Have you ever been riding through the beautiful Black Hills on your motorcycle, enjoying the sound of pipes crackling and the clean mountain air, when all of a sudden a set of flashing lights appears behind you? You wonder what you could’ve been doing wrong. Were you speeding? Swerving? Are your tags expired? Maybe your brake light is out. You can only speculate as the officer walks over to your bike. When he asks you, “Do you know why I pulled you over?” You answer, “No.” “Your handlebars are shoulder height,” he replies. “That’s a petty offense in the state of South Dakota; I’m going to have to issue you a ticket.”
After that experience, maybe you ride through Sturgis with your handlebars loosened, so you can quickly lower them beneath your shoulders when you see the heat. Or, even worse, you permanently install them at an uncomfortable level, just to avoid these types of hassles in the future.
Well, after July 1, 2015, you won’t have to worry about anyone getting up in your business about where you hang your hands. That’s because South Dakota Governor Dennis Daugaard just signed Senate Bill 85, effectively abolishing South Dakota codified law 32-20-3, the one stating no person may operate a motorcycle on a public street or highway with the handlebar grips positioned at or above shoulder height.
So if you’re coming to the Buffalo Chip during the Sturgis Rally, or riding anywhere in South Dakota for that matter, you’re now free to ride with your ape hangers as high as you’d like. No more regulations on where to hang your hands.
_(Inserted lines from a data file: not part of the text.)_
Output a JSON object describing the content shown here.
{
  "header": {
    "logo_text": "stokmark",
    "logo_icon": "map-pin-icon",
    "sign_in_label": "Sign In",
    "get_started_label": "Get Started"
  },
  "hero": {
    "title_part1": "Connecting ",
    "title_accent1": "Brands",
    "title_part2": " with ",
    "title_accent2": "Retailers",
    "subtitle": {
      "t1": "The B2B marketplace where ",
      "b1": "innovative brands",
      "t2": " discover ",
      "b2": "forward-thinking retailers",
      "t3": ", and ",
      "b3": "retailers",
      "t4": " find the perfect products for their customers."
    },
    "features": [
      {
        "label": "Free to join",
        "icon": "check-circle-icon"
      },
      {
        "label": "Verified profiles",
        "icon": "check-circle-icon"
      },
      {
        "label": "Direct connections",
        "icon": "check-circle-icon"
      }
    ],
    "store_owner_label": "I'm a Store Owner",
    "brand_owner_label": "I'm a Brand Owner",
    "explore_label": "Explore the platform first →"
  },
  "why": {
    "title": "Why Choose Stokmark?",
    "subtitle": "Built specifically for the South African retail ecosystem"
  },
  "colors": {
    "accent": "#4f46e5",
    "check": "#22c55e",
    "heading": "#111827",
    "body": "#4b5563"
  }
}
Feel free, express yourself if that is what you feel riding is all about.
What do you think about South Dakota’s move to allow ape hangers? Tell us about it in the comments below!